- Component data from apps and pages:
════

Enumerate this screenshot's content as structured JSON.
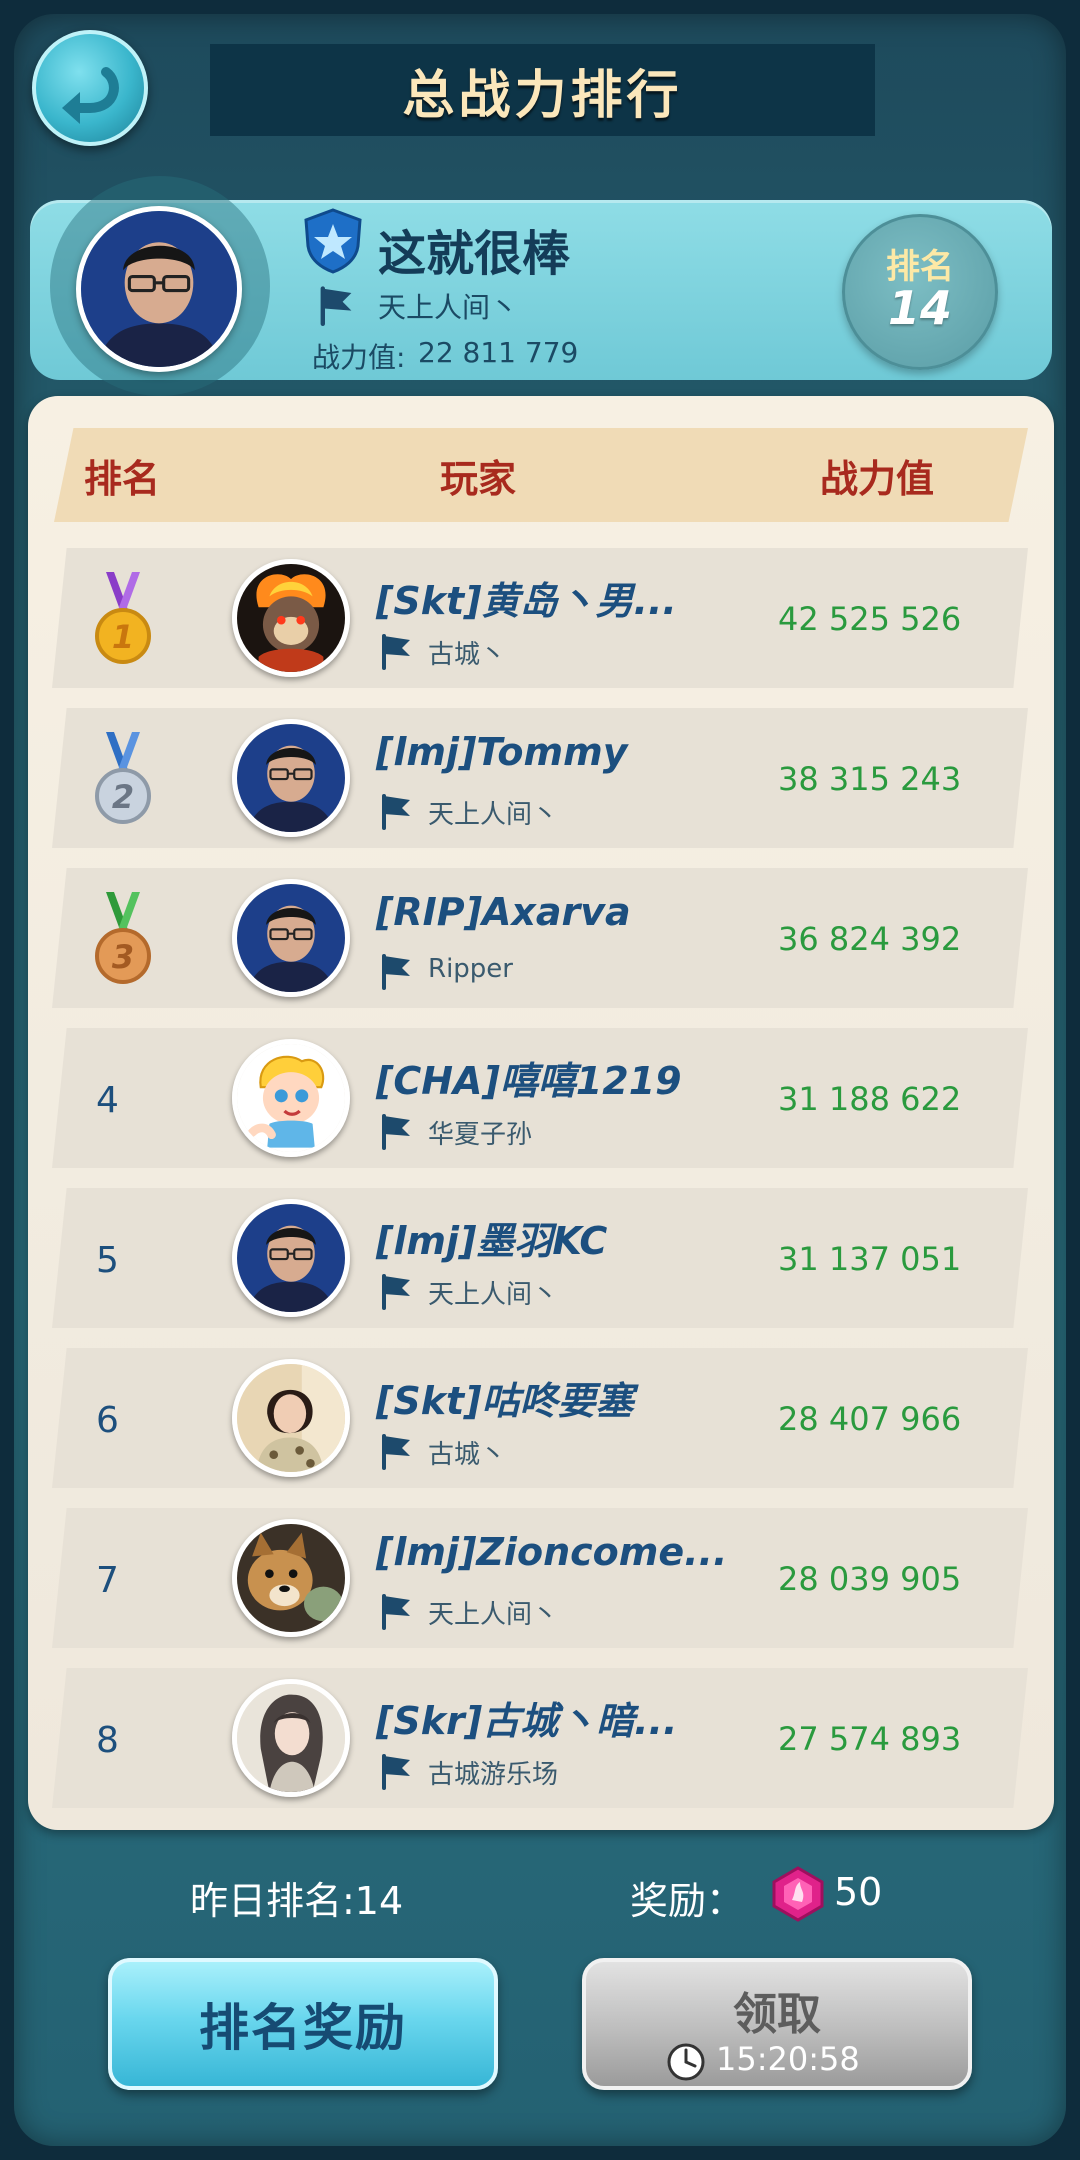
{
  "header": {
    "title": "总战力排行"
  },
  "me": {
    "name": "这就很棒",
    "guild": "天上人间丶",
    "power_label": "战力值:",
    "power_value": "22 811 779",
    "rank_label": "排名",
    "rank_value": "14"
  },
  "columns": {
    "rank": "排名",
    "player": "玩家",
    "power": "战力值"
  },
  "rows": [
    {
      "rank": "1",
      "name": "[Skt]黄岛丶男...",
      "guild": "古城丶",
      "power": "42 525 526",
      "medal": "gold-medal-icon"
    },
    {
      "rank": "2",
      "name": "[lmj]Tommy",
      "guild": "天上人间丶",
      "power": "38 315 243",
      "medal": "silver-medal-icon"
    },
    {
      "rank": "3",
      "name": "[RIP]Axarva",
      "guild": "Ripper",
      "power": "36 824 392",
      "medal": "bronze-medal-icon"
    },
    {
      "rank": "4",
      "name": "[CHA]嘻嘻1219",
      "guild": "华夏子孙",
      "power": "31 188 622"
    },
    {
      "rank": "5",
      "name": "[lmj]墨羽KC",
      "guild": "天上人间丶",
      "power": "31 137 051"
    },
    {
      "rank": "6",
      "name": "[Skt]咕咚要塞",
      "guild": "古城丶",
      "power": "28 407 966"
    },
    {
      "rank": "7",
      "name": "[lmj]Zioncome...",
      "guild": "天上人间丶",
      "power": "28 039 905"
    },
    {
      "rank": "8",
      "name": "[Skr]古城丶暗...",
      "guild": "古城游乐场",
      "power": "27 574 893"
    }
  ],
  "footer": {
    "yesterday_rank": "昨日排名:14",
    "reward_label": "奖励：",
    "reward_value": "50",
    "rank_reward_button": "排名奖励",
    "claim_button": "领取",
    "claim_timer": "15:20:58"
  },
  "colors": {
    "title": "#fbe7bb",
    "header_red": "#a82a1e",
    "power_green": "#2a9a3e",
    "name_blue": "#1c4f7f",
    "gem": "#e0228a"
  }
}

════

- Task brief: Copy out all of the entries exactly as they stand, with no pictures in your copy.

- The answer:
Enumerate this screenshot's content as structured JSON.
{
  "header": {
    "title": "总战力排行"
  },
  "me": {
    "name": "这就很棒",
    "guild": "天上人间丶",
    "power_label": "战力值:",
    "power_value": "22 811 779",
    "rank_label": "排名",
    "rank_value": "14"
  },
  "columns": {
    "rank": "排名",
    "player": "玩家",
    "power": "战力值"
  },
  "rows": [
    {
      "rank": "1",
      "name": "[Skt]黄岛丶男...",
      "guild": "古城丶",
      "power": "42 525 526",
      "medal": "gold-medal-icon"
    },
    {
      "rank": "2",
      "name": "[lmj]Tommy",
      "guild": "天上人间丶",
      "power": "38 315 243",
      "medal": "silver-medal-icon"
    },
    {
      "rank": "3",
      "name": "[RIP]Axarva",
      "guild": "Ripper",
      "power": "36 824 392",
      "medal": "bronze-medal-icon"
    },
    {
      "rank": "4",
      "name": "[CHA]嘻嘻1219",
      "guild": "华夏子孙",
      "power": "31 188 622"
    },
    {
      "rank": "5",
      "name": "[lmj]墨羽KC",
      "guild": "天上人间丶",
      "power": "31 137 051"
    },
    {
      "rank": "6",
      "name": "[Skt]咕咚要塞",
      "guild": "古城丶",
      "power": "28 407 966"
    },
    {
      "rank": "7",
      "name": "[lmj]Zioncome...",
      "guild": "天上人间丶",
      "power": "28 039 905"
    },
    {
      "rank": "8",
      "name": "[Skr]古城丶暗...",
      "guild": "古城游乐场",
      "power": "27 574 893"
    }
  ],
  "footer": {
    "yesterday_rank": "昨日排名:14",
    "reward_label": "奖励：",
    "reward_value": "50",
    "rank_reward_button": "排名奖励",
    "claim_button": "领取",
    "claim_timer": "15:20:58"
  },
  "colors": {
    "title": "#fbe7bb",
    "header_red": "#a82a1e",
    "power_green": "#2a9a3e",
    "name_blue": "#1c4f7f",
    "gem": "#e0228a"
  }
}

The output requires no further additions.